I remember the first time I saw the little strawberry-blonde whose face was covered in freckles. I was 7 and was in Sunday School which, at that time, was the last pew in the church, next to the white rope that hung down next to the front door. It was always a joy to pull that rope for the bell, to ring and signal that church was starting.
The door opened and a little girl walked in, all by herself. She was brave, that one. She begged her mama and daddy to let her go to Sunday School. So, for several months, they brought her, dropped her off, then went back home. But the Bible says, “And a child shall lead them” — which is exactly what happened. Before too long, her mama started coming. Then, her daddy and, before you knew it, their family, had grown into the solid backbone of the church.

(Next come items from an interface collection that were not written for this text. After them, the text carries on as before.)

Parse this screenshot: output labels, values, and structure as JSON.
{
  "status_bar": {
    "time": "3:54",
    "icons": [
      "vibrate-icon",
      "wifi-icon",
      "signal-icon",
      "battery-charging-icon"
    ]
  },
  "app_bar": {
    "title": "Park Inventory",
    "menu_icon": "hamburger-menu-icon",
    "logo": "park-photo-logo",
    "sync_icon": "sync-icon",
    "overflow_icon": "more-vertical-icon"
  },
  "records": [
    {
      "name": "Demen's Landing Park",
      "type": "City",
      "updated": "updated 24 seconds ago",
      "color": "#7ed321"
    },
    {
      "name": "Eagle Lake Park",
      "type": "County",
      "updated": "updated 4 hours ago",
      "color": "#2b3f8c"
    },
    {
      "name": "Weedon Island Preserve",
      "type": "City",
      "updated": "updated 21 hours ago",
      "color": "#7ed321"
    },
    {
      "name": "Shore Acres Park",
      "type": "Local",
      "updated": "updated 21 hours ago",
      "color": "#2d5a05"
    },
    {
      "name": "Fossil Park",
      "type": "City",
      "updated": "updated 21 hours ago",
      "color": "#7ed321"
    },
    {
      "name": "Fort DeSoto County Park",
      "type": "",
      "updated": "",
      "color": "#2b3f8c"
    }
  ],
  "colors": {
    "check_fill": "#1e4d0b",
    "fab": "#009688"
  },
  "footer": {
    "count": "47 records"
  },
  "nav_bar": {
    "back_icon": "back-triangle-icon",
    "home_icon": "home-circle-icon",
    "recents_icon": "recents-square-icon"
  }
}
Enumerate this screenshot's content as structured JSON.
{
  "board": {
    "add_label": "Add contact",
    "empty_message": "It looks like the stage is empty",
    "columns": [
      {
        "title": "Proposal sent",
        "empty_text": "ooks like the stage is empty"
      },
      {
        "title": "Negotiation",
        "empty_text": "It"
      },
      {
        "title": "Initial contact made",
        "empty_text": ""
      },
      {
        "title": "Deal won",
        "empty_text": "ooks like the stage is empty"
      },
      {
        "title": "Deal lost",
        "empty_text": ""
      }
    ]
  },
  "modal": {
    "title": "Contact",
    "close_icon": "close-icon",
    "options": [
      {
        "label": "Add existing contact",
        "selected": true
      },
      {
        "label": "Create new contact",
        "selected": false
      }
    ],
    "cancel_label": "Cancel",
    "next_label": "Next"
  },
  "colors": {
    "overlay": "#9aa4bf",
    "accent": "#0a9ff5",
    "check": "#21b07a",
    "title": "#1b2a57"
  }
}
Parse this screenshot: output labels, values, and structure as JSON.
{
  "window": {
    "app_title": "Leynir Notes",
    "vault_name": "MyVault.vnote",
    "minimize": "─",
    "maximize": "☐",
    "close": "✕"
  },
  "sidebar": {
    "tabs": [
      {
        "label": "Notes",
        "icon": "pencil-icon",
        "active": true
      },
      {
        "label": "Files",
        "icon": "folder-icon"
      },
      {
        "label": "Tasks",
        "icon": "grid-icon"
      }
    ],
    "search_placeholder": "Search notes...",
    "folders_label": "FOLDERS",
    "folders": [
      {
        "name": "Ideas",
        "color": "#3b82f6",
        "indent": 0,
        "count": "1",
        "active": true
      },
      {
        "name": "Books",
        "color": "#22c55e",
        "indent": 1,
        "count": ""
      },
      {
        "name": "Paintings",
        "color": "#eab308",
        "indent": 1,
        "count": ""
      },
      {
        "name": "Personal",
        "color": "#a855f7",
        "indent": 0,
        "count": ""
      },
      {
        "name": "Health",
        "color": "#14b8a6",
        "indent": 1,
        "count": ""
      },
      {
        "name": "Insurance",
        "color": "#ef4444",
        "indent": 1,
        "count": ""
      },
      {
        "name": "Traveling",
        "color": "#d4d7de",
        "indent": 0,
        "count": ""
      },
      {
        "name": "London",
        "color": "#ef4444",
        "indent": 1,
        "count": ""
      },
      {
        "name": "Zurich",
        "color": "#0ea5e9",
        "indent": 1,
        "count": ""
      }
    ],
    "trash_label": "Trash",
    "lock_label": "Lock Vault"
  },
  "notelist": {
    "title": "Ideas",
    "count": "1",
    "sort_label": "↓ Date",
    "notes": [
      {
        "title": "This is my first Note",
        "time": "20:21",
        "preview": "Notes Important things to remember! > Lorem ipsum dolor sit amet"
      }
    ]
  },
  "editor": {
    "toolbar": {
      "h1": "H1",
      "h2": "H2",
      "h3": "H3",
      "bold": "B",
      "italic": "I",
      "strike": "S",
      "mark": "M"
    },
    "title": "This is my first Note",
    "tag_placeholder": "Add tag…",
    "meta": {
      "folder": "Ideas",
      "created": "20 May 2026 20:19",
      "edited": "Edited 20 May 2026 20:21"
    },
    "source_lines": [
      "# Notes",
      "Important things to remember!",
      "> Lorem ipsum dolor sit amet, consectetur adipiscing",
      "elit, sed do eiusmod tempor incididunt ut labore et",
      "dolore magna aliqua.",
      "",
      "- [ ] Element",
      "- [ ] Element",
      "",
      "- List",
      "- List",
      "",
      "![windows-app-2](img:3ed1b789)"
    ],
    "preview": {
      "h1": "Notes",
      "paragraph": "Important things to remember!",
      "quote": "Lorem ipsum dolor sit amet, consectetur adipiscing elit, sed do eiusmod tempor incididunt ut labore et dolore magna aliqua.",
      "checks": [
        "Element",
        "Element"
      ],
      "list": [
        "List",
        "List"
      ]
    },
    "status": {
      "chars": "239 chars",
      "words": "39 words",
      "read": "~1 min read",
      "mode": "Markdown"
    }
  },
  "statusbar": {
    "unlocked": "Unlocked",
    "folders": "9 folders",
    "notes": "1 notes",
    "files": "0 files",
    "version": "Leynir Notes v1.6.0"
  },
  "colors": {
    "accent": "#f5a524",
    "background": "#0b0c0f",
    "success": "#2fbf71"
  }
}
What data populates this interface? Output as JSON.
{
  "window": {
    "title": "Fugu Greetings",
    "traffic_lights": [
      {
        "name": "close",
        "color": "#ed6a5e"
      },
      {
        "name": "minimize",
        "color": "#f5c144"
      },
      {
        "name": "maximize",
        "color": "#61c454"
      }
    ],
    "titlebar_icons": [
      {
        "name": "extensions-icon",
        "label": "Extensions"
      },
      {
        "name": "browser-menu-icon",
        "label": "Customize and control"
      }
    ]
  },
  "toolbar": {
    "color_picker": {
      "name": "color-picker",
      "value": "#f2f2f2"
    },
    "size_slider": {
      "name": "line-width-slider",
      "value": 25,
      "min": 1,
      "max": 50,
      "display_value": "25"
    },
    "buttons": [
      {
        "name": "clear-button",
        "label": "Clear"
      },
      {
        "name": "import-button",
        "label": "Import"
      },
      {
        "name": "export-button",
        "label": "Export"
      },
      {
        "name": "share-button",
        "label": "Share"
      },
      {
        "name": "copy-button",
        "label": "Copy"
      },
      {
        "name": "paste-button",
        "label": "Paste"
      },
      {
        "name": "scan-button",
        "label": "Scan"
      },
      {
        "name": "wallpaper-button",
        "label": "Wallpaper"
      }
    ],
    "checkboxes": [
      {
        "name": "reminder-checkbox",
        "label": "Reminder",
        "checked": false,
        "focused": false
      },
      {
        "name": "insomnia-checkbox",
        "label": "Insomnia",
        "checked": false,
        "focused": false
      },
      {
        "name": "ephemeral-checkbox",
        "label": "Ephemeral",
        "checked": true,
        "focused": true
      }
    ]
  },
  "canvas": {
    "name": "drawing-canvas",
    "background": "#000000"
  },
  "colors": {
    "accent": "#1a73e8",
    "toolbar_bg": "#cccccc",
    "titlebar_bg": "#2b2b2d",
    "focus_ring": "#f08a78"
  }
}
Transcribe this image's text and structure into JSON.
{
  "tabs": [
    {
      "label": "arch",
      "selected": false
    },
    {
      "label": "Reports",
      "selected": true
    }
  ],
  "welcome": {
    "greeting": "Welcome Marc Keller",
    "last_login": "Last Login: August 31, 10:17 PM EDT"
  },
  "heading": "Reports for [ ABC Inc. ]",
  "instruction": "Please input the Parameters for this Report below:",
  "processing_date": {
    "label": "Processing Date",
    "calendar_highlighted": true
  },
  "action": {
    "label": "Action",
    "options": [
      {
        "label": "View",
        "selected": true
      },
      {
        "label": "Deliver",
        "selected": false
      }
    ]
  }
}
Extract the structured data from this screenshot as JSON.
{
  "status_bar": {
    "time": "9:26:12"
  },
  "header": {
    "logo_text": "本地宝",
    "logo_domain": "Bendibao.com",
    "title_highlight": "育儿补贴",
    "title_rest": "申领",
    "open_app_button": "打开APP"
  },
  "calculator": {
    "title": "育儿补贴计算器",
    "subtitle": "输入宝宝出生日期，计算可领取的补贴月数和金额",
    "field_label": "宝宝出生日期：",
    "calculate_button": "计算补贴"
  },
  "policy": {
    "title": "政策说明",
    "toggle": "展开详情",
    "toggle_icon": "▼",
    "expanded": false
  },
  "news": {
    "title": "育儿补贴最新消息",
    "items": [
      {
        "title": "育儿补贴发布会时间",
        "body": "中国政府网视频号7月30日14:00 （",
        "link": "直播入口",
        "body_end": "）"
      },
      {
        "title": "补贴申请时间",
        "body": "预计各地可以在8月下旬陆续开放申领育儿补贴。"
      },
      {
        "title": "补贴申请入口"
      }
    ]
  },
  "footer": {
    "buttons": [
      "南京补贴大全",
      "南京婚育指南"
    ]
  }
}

When I first saw her, as she smoothed the tail of her red dress and sat down beside me, I didn’t know we were kin. But I learned shortly after that, not only were we cousins, we were kin from two sides of our family. My daddy and her grandmother, Pauline, were double first cousins.
We grew to teenagers together, spending hours in record shops, watching Saturday matinees and double-dating. All these years, we have stayed that close because we are bonded by something deeper than blood. We are bound by a shared past and a barn-full of memories. Every year, she and her husband join us for Thanksgiving. The happiest moments of the day are when we are in the kitchen, cleaning up, and laughing about stories that begin with, “Remember when …”
It should come as no surprise that we were saved on the same day at revival, as the Saints gathered ‘round us, rejoicing, and that we were baptized together in a morning service, outside.
Lynn called the other day to tell me about a horrendous wreck she had survived. She was pulling out of a store parking lot when a teenager driving erratically, and far over the speed limit, hit her and totaled both their cars.
A white couple and a Black man stopped and ran to her aide. They helped her climb from the wreckage and, when they made sure she was OK, the three of them put their arms around each other, gathered Lynn into a circle, and prayed over her, thanking God for sparing and keeping her safe.
Strangers. All four of them. Nothing mattered in that moment except for human kindness and decency.
Exactly what we learned in Sunday School all those years ago.